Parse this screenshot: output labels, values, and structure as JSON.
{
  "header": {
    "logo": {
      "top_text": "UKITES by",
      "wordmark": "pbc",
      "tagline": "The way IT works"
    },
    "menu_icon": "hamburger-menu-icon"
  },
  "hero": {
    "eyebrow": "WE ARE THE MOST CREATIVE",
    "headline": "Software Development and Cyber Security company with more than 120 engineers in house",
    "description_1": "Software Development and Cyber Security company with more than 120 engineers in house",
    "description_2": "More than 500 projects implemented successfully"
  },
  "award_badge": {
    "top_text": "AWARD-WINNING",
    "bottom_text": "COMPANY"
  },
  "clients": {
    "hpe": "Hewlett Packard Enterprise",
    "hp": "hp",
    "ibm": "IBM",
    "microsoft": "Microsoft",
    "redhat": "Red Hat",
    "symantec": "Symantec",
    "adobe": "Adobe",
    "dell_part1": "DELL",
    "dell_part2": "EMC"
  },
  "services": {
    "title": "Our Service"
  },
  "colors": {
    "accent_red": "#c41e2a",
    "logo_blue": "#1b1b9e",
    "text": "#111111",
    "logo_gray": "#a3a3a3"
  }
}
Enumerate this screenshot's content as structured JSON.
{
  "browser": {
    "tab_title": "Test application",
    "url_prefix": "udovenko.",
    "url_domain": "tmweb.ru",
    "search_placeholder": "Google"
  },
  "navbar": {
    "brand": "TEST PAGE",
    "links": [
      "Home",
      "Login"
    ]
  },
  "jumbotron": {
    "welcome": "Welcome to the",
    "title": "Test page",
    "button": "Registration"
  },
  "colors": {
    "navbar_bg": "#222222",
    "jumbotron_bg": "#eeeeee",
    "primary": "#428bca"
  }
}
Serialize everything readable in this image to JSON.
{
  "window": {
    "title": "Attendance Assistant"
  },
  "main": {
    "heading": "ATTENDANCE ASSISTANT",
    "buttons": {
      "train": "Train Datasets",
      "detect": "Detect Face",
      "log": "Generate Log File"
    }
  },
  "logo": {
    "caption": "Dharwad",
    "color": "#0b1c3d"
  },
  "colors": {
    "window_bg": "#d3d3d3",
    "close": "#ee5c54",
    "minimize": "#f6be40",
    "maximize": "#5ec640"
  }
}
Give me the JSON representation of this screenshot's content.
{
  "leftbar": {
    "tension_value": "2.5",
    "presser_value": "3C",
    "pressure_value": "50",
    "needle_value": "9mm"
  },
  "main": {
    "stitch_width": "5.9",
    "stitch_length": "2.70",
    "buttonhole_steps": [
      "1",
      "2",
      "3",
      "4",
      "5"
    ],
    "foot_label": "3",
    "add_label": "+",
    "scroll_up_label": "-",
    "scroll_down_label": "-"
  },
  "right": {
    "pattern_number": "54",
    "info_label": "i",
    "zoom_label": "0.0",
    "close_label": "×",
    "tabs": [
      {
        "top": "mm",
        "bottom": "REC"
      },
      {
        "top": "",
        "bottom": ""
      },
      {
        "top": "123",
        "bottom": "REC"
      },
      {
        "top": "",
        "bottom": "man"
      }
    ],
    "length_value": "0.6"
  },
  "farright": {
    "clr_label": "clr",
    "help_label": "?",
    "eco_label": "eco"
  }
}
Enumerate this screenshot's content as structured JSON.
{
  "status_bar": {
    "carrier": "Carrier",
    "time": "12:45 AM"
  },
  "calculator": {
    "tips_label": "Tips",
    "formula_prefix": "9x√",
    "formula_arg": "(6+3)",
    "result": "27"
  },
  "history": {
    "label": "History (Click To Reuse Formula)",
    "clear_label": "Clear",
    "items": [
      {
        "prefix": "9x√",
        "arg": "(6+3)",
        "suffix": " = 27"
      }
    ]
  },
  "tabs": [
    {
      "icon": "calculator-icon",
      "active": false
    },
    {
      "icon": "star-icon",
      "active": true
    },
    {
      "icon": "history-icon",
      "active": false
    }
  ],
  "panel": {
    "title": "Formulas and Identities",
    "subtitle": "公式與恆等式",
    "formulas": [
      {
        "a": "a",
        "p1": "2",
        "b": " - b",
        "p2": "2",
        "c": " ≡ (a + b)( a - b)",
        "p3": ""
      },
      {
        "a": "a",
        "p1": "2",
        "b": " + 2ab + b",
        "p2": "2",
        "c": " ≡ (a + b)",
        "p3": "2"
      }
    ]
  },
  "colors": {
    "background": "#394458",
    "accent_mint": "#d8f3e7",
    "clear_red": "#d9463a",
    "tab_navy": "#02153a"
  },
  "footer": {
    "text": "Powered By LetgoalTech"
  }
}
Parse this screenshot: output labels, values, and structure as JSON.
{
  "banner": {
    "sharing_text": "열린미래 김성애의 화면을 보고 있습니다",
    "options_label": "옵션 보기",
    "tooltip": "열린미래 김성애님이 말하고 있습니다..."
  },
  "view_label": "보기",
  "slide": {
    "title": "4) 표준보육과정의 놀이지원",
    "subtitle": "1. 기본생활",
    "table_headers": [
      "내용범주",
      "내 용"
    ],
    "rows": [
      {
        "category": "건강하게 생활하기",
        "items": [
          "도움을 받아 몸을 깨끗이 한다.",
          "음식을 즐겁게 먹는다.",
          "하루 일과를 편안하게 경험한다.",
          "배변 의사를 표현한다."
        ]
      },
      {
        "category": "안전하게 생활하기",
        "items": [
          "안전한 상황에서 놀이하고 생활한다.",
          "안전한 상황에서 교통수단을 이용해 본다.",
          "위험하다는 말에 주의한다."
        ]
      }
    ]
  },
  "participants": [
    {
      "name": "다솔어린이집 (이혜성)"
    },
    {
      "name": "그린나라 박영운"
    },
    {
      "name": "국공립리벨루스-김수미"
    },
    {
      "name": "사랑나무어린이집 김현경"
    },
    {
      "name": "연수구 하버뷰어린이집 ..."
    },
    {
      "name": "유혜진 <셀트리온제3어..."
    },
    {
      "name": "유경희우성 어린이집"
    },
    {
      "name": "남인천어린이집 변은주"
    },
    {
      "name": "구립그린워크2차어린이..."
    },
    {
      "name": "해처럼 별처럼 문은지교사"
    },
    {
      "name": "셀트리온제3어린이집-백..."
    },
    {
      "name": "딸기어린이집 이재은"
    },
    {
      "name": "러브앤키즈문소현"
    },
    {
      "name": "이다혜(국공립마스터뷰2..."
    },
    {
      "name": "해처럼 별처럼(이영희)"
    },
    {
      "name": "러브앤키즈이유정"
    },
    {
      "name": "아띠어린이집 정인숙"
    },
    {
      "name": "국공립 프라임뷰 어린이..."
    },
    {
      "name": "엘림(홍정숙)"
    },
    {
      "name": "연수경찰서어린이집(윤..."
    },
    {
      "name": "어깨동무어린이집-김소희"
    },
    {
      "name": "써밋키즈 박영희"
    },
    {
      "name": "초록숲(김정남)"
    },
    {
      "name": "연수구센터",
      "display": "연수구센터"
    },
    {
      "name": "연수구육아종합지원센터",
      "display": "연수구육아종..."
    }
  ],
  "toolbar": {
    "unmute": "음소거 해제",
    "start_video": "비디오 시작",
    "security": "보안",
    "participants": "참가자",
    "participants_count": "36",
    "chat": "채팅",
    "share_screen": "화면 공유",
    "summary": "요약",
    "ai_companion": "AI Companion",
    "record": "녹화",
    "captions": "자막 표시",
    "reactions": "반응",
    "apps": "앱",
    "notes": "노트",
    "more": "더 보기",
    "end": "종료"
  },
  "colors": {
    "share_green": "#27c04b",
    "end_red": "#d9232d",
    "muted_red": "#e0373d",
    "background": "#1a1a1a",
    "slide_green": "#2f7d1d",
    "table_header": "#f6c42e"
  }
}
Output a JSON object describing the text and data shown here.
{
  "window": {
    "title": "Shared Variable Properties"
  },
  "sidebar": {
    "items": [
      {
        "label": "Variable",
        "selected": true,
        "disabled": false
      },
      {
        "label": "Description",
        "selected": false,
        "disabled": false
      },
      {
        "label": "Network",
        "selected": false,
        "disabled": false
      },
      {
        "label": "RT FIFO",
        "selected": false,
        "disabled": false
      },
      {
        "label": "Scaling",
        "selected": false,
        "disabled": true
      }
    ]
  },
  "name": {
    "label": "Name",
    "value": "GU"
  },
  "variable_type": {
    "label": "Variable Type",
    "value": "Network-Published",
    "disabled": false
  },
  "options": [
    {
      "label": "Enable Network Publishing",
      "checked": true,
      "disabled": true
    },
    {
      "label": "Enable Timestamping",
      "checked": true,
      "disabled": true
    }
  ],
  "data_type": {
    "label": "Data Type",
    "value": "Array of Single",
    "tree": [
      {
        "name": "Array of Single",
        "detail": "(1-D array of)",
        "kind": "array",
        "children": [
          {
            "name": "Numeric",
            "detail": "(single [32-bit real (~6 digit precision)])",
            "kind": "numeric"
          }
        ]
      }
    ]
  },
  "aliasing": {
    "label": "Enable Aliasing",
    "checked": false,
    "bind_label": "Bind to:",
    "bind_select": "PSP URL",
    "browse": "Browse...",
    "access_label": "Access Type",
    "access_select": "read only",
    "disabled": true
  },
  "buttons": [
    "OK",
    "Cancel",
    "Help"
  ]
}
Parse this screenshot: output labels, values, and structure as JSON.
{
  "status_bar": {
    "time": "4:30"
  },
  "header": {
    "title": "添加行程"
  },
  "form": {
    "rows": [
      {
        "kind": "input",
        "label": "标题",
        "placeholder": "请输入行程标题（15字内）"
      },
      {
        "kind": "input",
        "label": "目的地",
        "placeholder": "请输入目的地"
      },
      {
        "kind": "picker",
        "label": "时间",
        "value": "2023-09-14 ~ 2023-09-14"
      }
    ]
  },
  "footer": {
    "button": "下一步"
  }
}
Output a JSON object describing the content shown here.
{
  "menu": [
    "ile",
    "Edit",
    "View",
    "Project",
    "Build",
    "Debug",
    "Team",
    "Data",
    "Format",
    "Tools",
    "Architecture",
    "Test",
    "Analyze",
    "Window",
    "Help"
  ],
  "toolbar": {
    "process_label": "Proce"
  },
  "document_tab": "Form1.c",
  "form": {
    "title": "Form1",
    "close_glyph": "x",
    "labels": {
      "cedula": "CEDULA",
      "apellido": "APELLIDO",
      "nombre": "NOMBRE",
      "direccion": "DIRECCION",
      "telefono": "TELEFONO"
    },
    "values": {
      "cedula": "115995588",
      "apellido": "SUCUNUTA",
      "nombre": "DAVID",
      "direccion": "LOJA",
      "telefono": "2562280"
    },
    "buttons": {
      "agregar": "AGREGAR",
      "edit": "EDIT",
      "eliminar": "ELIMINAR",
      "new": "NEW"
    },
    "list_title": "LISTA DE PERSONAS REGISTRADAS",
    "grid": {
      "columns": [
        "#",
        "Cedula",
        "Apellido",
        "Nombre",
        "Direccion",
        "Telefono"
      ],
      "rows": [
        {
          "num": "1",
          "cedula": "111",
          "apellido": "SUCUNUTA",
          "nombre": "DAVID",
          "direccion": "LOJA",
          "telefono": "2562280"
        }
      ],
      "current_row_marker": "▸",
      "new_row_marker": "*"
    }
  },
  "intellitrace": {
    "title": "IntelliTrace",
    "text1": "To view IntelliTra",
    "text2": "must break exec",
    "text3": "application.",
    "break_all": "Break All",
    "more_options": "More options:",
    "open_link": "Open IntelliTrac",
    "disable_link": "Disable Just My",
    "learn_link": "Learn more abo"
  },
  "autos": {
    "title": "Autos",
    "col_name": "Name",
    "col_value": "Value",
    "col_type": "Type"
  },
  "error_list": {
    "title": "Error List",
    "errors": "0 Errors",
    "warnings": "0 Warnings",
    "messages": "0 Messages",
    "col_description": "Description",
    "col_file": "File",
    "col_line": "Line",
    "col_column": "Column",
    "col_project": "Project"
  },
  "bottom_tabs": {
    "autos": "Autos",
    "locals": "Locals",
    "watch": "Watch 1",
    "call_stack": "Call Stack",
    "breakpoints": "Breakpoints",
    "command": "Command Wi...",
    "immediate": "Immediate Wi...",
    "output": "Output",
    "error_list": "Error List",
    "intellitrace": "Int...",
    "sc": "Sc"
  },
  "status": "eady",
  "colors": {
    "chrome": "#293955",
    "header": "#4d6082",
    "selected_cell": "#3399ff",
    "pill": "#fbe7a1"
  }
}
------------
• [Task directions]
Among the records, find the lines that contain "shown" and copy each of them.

• [Answer]
Output a JSON object describing the text and data shown here.
Output a JSON object describing the content shown here.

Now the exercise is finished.